As a family of makers, a kids’ cardboard toolbox was next up on our cardboard making list. I found a smaller box with smaller handholds for the toolbox with real tools, real nuts and bolts and other real stuff, for real cardboard projects…

Cardboard Toolbox for Kids

Child sized tools: embellishment hammer, round tipped serrated cutting blade, spackling blade, screwdriver and safety scissors

The Cardboard Collective

Assorted screws, bolts, nuts and washers

Cardboard Toolbox for Kids

Here’s a peek at our first project. I originally saw this idea in what I believe was a February 2012 issue of Family Fun Magazine. They used dry wall screws and a rock for pounding, which would work too.

Cardboard Toolbox for Kids

We enjoyed the opportunity to do some parallel “making”. It was great to all be focused on different cardboard projects while we pounded, sawed and glued to our heart’s content.

Cardboard Toolbox for Kids

The accordion cardboard drop cloth is a great addition to this ensemble. I blogged about it last fall here.

The Cardboard Collective

Cardboard Toolbox for Kids

Do you have a cardboard tool kit or set of tools for your kids?

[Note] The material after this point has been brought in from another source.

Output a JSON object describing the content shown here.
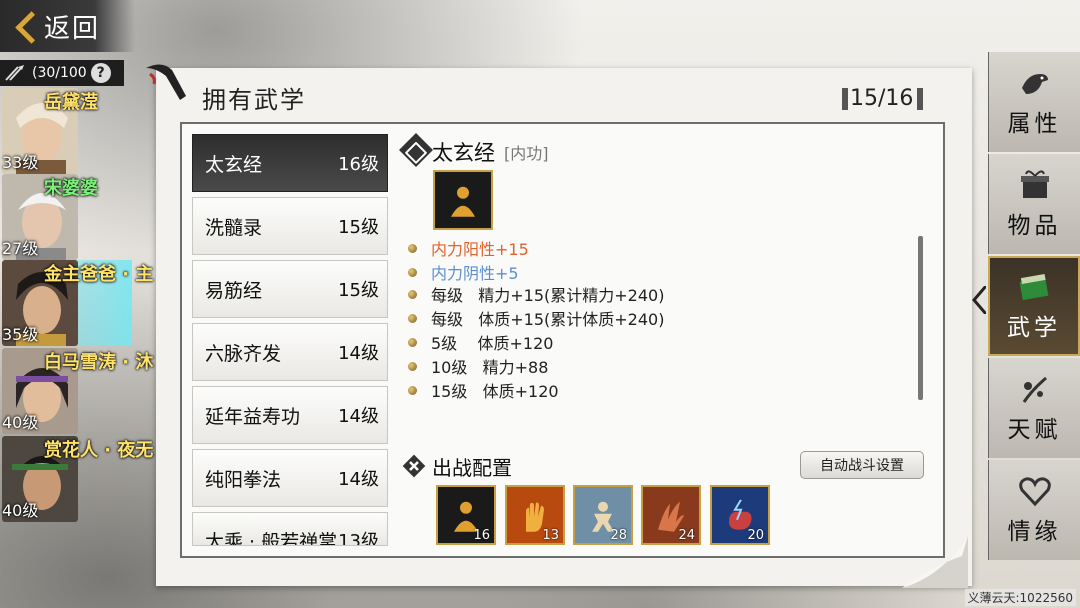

I’d love to hear how others are making cardboard construction play accessible for kids of all ages…

 

Make a Cardboard Toolbox

Cardboard Toolbox by the Cardboard Collective

Two years ago I found a beautiful old wooden sheep shearing box at Camberwell Market during a trip to Australia with my family.

It was beautifully worn and even had tiny little strands of wool still caught in some of the corners. I quickly filled it up with my favorite sewing tools and supplies, and have enjoyed toting it around immensely ever since.

Cardboard tool box

I have long thought about trying to replicate the design in cardboard for my cardboard tools. When I started working with banana boxes last year I realized I had found a possible solution.

I spent several weeks in late December and early January creating a variety of designs and assembly techniques that incorporated the pre-made features from the banana box like the pre-punched handholds.

I truly believe that this (essentially paper) toolbox could last a lifetime before being recycled.  It’s easy to build, strong, durable, and functional. Maybe someone will buy mine at a flea market some day. Wouldn’t that be a dream! (Although maybe now that I’ve built about 10 extras, I might get on that sooner than later…)

 

[vimeo 57671007 w=800&h=400]

 

The act of constructing a cardboard toolbox instantly transforms you from a passive Cardboard Aficionado into an energized Cardboard Maker– be prepared for this dynamic life change!

You’ll need:

  • Approx. 30 minutes of your time
  • 1 banana box
  • cutting tool
  • ruler
  • pencil
  • large binder clips or small clamps
  • white glue (I prefer low VOC eco glue